Apart from the pictures, every entry below must be given again exactly.
(Beginning of Provided records)
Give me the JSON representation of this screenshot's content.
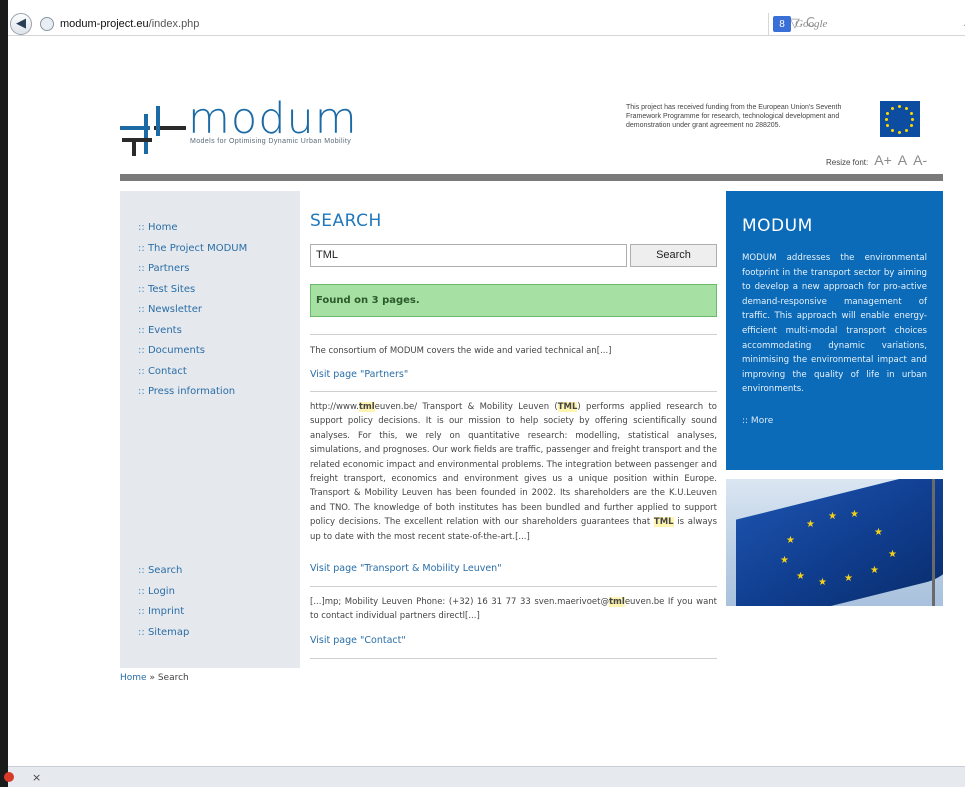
{
  "browser": {
    "url_domain": "modum-project.eu",
    "url_path": "/index.php",
    "search_engine_badge": "8",
    "search_placeholder": "Google",
    "star_glyph": "☆",
    "dropdown_glyph": "▽",
    "reload_glyph": "C",
    "back_glyph": "◀",
    "magnifier_glyph": "⌕",
    "status_close": "×"
  },
  "header": {
    "logo_word": "modum",
    "logo_subtitle": "Models for Optimising Dynamic Urban Mobility",
    "funding_text": "This project has received funding from the European Union's Seventh Framework Programme for research, technological development and demonstration under grant agreement no 288205.",
    "resize_label": "Resize font:",
    "resize_larger": "A+",
    "resize_reset": "A",
    "resize_smaller": "A-"
  },
  "sidebar": {
    "separator": "::",
    "top_items": [
      {
        "label": "Home"
      },
      {
        "label": "The Project MODUM"
      },
      {
        "label": "Partners"
      },
      {
        "label": "Test Sites"
      },
      {
        "label": "Newsletter"
      },
      {
        "label": "Events"
      },
      {
        "label": "Documents"
      },
      {
        "label": "Contact"
      },
      {
        "label": "Press information"
      }
    ],
    "bottom_items": [
      {
        "label": "Search"
      },
      {
        "label": "Login"
      },
      {
        "label": "Imprint"
      },
      {
        "label": "Sitemap"
      }
    ]
  },
  "main": {
    "title": "SEARCH",
    "search_value": "TML",
    "search_button": "Search",
    "found_message": "Found on 3 pages.",
    "results": [
      {
        "text": "The consortium of MODUM covers the wide and varied technical an[...]",
        "link": "Visit page \"Partners\""
      },
      {
        "text_parts": [
          "http://www.",
          "tml",
          "euven.be/ Transport & Mobility Leuven (",
          "TML",
          ") performs applied research to support policy decisions. It is our mission to help society by offering scientifically sound analyses. For this, we rely on quantitative research: modelling, statistical analyses, simulations, and prognoses. Our work fields are traffic, passenger and freight transport and the related economic impact and environmental problems. The integration between passenger and freight transport, economics and environment gives us a unique position within Europe. Transport & Mobility Leuven has been founded in 2002. Its shareholders are the K.U.Leuven and TNO. The knowledge of both institutes has been bundled and further applied to support policy decisions. The excellent relation with our shareholders guarantees that ",
          "TML",
          " is always up to date with the most recent state-of-the-art.[...]"
        ],
        "link": "Visit page \"Transport & Mobility Leuven\""
      },
      {
        "text_parts": [
          "[...]mp; Mobility Leuven Phone: (+32) 16 31 77 33 sven.maerivoet@",
          "tml",
          "euven.be If you want to contact individual partners directl[...]"
        ],
        "link": "Visit page \"Contact\""
      }
    ]
  },
  "info_box": {
    "title": "MODUM",
    "text": "MODUM addresses the environmental footprint in the transport sector by aiming to develop a new approach for pro-active demand-responsive management of traffic. This approach will enable energy-efficient multi-modal transport choices accommodating dynamic variations, minimising the environmental impact and improving the quality of life in urban environments.",
    "more": ":: More"
  },
  "breadcrumb": {
    "home": "Home",
    "sep": " » ",
    "current": "Search"
  },
  "colors": {
    "accent": "#2078bc",
    "info_bg": "#0b6bb8",
    "found_bg": "#a6e0a3",
    "sidebar_bg": "#e5e8ec",
    "highlight": "#fff5b0"
  }
}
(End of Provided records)
— Task result —
Give me the JSON representation of this screenshot's content.
{
  "browser": {
    "url_domain": "modum-project.eu",
    "url_path": "/index.php",
    "search_engine_badge": "8",
    "search_placeholder": "Google",
    "star_glyph": "☆",
    "dropdown_glyph": "▽",
    "reload_glyph": "C",
    "back_glyph": "◀",
    "magnifier_glyph": "⌕",
    "status_close": "×"
  },
  "header": {
    "logo_word": "modum",
    "logo_subtitle": "Models for Optimising Dynamic Urban Mobility",
    "funding_text": "This project has received funding from the European Union's Seventh Framework Programme for research, technological development and demonstration under grant agreement no 288205.",
    "resize_label": "Resize font:",
    "resize_larger": "A+",
    "resize_reset": "A",
    "resize_smaller": "A-"
  },
  "sidebar": {
    "separator": "::",
    "top_items": [
      {
        "label": "Home"
      },
      {
        "label": "The Project MODUM"
      },
      {
        "label": "Partners"
      },
      {
        "label": "Test Sites"
      },
      {
        "label": "Newsletter"
      },
      {
        "label": "Events"
      },
      {
        "label": "Documents"
      },
      {
        "label": "Contact"
      },
      {
        "label": "Press information"
      }
    ],
    "bottom_items": [
      {
        "label": "Search"
      },
      {
        "label": "Login"
      },
      {
        "label": "Imprint"
      },
      {
        "label": "Sitemap"
      }
    ]
  },
  "main": {
    "title": "SEARCH",
    "search_value": "TML",
    "search_button": "Search",
    "found_message": "Found on 3 pages.",
    "results": [
      {
        "text": "The consortium of MODUM covers the wide and varied technical an[...]",
        "link": "Visit page \"Partners\""
      },
      {
        "text_parts": [
          "http://www.",
          "tml",
          "euven.be/ Transport & Mobility Leuven (",
          "TML",
          ") performs applied research to support policy decisions. It is our mission to help society by offering scientifically sound analyses. For this, we rely on quantitative research: modelling, statistical analyses, simulations, and prognoses. Our work fields are traffic, passenger and freight transport and the related economic impact and environmental problems. The integration between passenger and freight transport, economics and environment gives us a unique position within Europe. Transport & Mobility Leuven has been founded in 2002. Its shareholders are the K.U.Leuven and TNO. The knowledge of both institutes has been bundled and further applied to support policy decisions. The excellent relation with our shareholders guarantees that ",
          "TML",
          " is always up to date with the most recent state-of-the-art.[...]"
        ],
        "link": "Visit page \"Transport & Mobility Leuven\""
      },
      {
        "text_parts": [
          "[...]mp; Mobility Leuven Phone: (+32) 16 31 77 33 sven.maerivoet@",
          "tml",
          "euven.be If you want to contact individual partners directl[...]"
        ],
        "link": "Visit page \"Contact\""
      }
    ]
  },
  "info_box": {
    "title": "MODUM",
    "text": "MODUM addresses the environmental footprint in the transport sector by aiming to develop a new approach for pro-active demand-responsive management of traffic. This approach will enable energy-efficient multi-modal transport choices accommodating dynamic variations, minimising the environmental impact and improving the quality of life in urban environments.",
    "more": ":: More"
  },
  "breadcrumb": {
    "home": "Home",
    "sep": " » ",
    "current": "Search"
  },
  "colors": {
    "accent": "#2078bc",
    "info_bg": "#0b6bb8",
    "found_bg": "#a6e0a3",
    "sidebar_bg": "#e5e8ec",
    "highlight": "#fff5b0"
  }
}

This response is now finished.